The state Health Department has released its annual report of healthcare-associated infections, showing a decrease of three percent overall in 2011.
The report uses three benchmarks to measure hospital performance: catheter-associated urinary tract infections, central-line bloodstream infections, and six types of surgical site infections.
Indiana Regional Medical Center fared well in the report. For the entire year, there were 68 infections reported, with the most in the area that is traditionally troublesome, the gastrointestinal system. IRMC had 23 GI infections. The next most was pneumonia, followed by urinary tract infections, and surgical site infections.
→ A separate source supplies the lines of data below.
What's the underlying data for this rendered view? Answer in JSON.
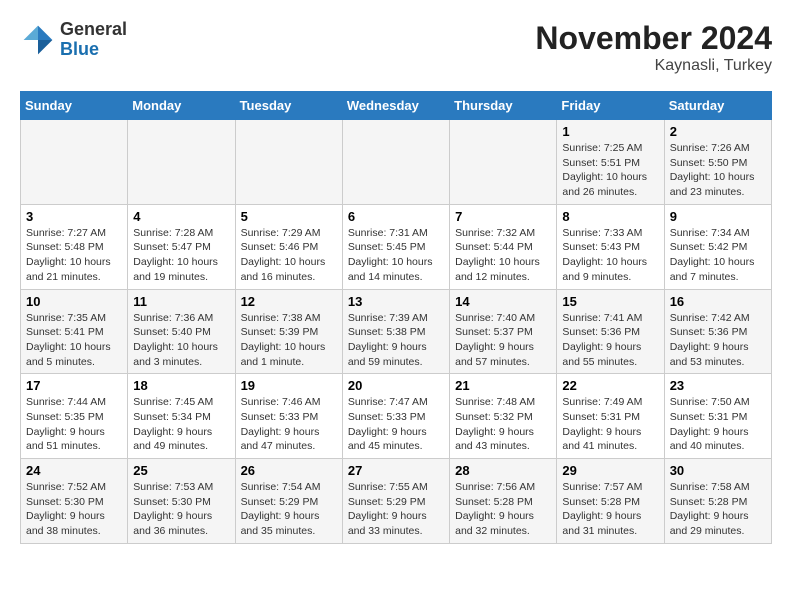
{
  "logo": {
    "general": "General",
    "blue": "Blue"
  },
  "title": "November 2024",
  "subtitle": "Kaynasli, Turkey",
  "weekdays": [
    "Sunday",
    "Monday",
    "Tuesday",
    "Wednesday",
    "Thursday",
    "Friday",
    "Saturday"
  ],
  "weeks": [
    [
      {
        "day": "",
        "info": ""
      },
      {
        "day": "",
        "info": ""
      },
      {
        "day": "",
        "info": ""
      },
      {
        "day": "",
        "info": ""
      },
      {
        "day": "",
        "info": ""
      },
      {
        "day": "1",
        "info": "Sunrise: 7:25 AM\nSunset: 5:51 PM\nDaylight: 10 hours and 26 minutes."
      },
      {
        "day": "2",
        "info": "Sunrise: 7:26 AM\nSunset: 5:50 PM\nDaylight: 10 hours and 23 minutes."
      }
    ],
    [
      {
        "day": "3",
        "info": "Sunrise: 7:27 AM\nSunset: 5:48 PM\nDaylight: 10 hours and 21 minutes."
      },
      {
        "day": "4",
        "info": "Sunrise: 7:28 AM\nSunset: 5:47 PM\nDaylight: 10 hours and 19 minutes."
      },
      {
        "day": "5",
        "info": "Sunrise: 7:29 AM\nSunset: 5:46 PM\nDaylight: 10 hours and 16 minutes."
      },
      {
        "day": "6",
        "info": "Sunrise: 7:31 AM\nSunset: 5:45 PM\nDaylight: 10 hours and 14 minutes."
      },
      {
        "day": "7",
        "info": "Sunrise: 7:32 AM\nSunset: 5:44 PM\nDaylight: 10 hours and 12 minutes."
      },
      {
        "day": "8",
        "info": "Sunrise: 7:33 AM\nSunset: 5:43 PM\nDaylight: 10 hours and 9 minutes."
      },
      {
        "day": "9",
        "info": "Sunrise: 7:34 AM\nSunset: 5:42 PM\nDaylight: 10 hours and 7 minutes."
      }
    ],
    [
      {
        "day": "10",
        "info": "Sunrise: 7:35 AM\nSunset: 5:41 PM\nDaylight: 10 hours and 5 minutes."
      },
      {
        "day": "11",
        "info": "Sunrise: 7:36 AM\nSunset: 5:40 PM\nDaylight: 10 hours and 3 minutes."
      },
      {
        "day": "12",
        "info": "Sunrise: 7:38 AM\nSunset: 5:39 PM\nDaylight: 10 hours and 1 minute."
      },
      {
        "day": "13",
        "info": "Sunrise: 7:39 AM\nSunset: 5:38 PM\nDaylight: 9 hours and 59 minutes."
      },
      {
        "day": "14",
        "info": "Sunrise: 7:40 AM\nSunset: 5:37 PM\nDaylight: 9 hours and 57 minutes."
      },
      {
        "day": "15",
        "info": "Sunrise: 7:41 AM\nSunset: 5:36 PM\nDaylight: 9 hours and 55 minutes."
      },
      {
        "day": "16",
        "info": "Sunrise: 7:42 AM\nSunset: 5:36 PM\nDaylight: 9 hours and 53 minutes."
      }
    ],
    [
      {
        "day": "17",
        "info": "Sunrise: 7:44 AM\nSunset: 5:35 PM\nDaylight: 9 hours and 51 minutes."
      },
      {
        "day": "18",
        "info": "Sunrise: 7:45 AM\nSunset: 5:34 PM\nDaylight: 9 hours and 49 minutes."
      },
      {
        "day": "19",
        "info": "Sunrise: 7:46 AM\nSunset: 5:33 PM\nDaylight: 9 hours and 47 minutes."
      },
      {
        "day": "20",
        "info": "Sunrise: 7:47 AM\nSunset: 5:33 PM\nDaylight: 9 hours and 45 minutes."
      },
      {
        "day": "21",
        "info": "Sunrise: 7:48 AM\nSunset: 5:32 PM\nDaylight: 9 hours and 43 minutes."
      },
      {
        "day": "22",
        "info": "Sunrise: 7:49 AM\nSunset: 5:31 PM\nDaylight: 9 hours and 41 minutes."
      },
      {
        "day": "23",
        "info": "Sunrise: 7:50 AM\nSunset: 5:31 PM\nDaylight: 9 hours and 40 minutes."
      }
    ],
    [
      {
        "day": "24",
        "info": "Sunrise: 7:52 AM\nSunset: 5:30 PM\nDaylight: 9 hours and 38 minutes."
      },
      {
        "day": "25",
        "info": "Sunrise: 7:53 AM\nSunset: 5:30 PM\nDaylight: 9 hours and 36 minutes."
      },
      {
        "day": "26",
        "info": "Sunrise: 7:54 AM\nSunset: 5:29 PM\nDaylight: 9 hours and 35 minutes."
      },
      {
        "day": "27",
        "info": "Sunrise: 7:55 AM\nSunset: 5:29 PM\nDaylight: 9 hours and 33 minutes."
      },
      {
        "day": "28",
        "info": "Sunrise: 7:56 AM\nSunset: 5:28 PM\nDaylight: 9 hours and 32 minutes."
      },
      {
        "day": "29",
        "info": "Sunrise: 7:57 AM\nSunset: 5:28 PM\nDaylight: 9 hours and 31 minutes."
      },
      {
        "day": "30",
        "info": "Sunrise: 7:58 AM\nSunset: 5:28 PM\nDaylight: 9 hours and 29 minutes."
      }
    ]
  ]
}
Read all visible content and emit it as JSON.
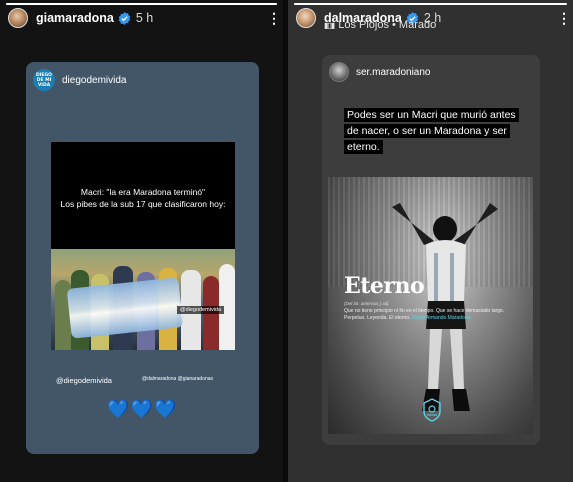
{
  "left_story": {
    "progress": 1.0,
    "username": "giamaradona",
    "time": "5 h",
    "more_label": "⋮",
    "card": {
      "account_logo_text": [
        "DIEGO",
        "DE MI",
        "VIDA"
      ],
      "account": "diegodemivida",
      "post_text_line1": "Macri: \"la era Maradona terminó\"",
      "post_text_line2": "Los pibes de la sub 17  que clasificaron hoy:",
      "photo_handle": "@diegodemivida",
      "mention": "@diegodemivida",
      "tags": "@dalmaradona @gianaradonao",
      "hearts": "💙💙💙"
    }
  },
  "right_story": {
    "progress": 1.0,
    "username": "dalmaradona",
    "time": "2 h",
    "more_label": "⋮",
    "music": "Los Piojos • Marado",
    "card": {
      "account": "ser.maradoniano",
      "quote": "Podes ser un Macri que murió antes de nacer, o ser un Maradona y ser eterno.",
      "poster_title": "Eterno",
      "definition_pron": "(Del lat. aeternus.) adj.",
      "definition_text": "Que no tiene principio ni fin en el tiempo. Que se hace demasiado largo. Perpetuo. Leyenda. El eterno.",
      "definition_name": "Diego Armando Maradona."
    }
  },
  "colors": {
    "verified": "#3897f0",
    "left_card": "#425668",
    "hearts": "#1e88ff",
    "highlight": "#5fd0e6"
  }
}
Of the three benchmark categories, IRMC was right at the expected number of catheter-associated urinary tract infections, with an expected number of 3.99 and four actual cases. The expected number of central-line bloodstream infections was 1.62 and IRMC had only one. Doctors at IRMC performed only three of the six types of measured categories for surgical-site infections, and with a combined expected level of 4.62, had only one infection. Those were in knee and hip replacement and abdominal hysterectomies.
Pennsylvania has issued the healthcare-associated infection report since it became rquired by law in 2007.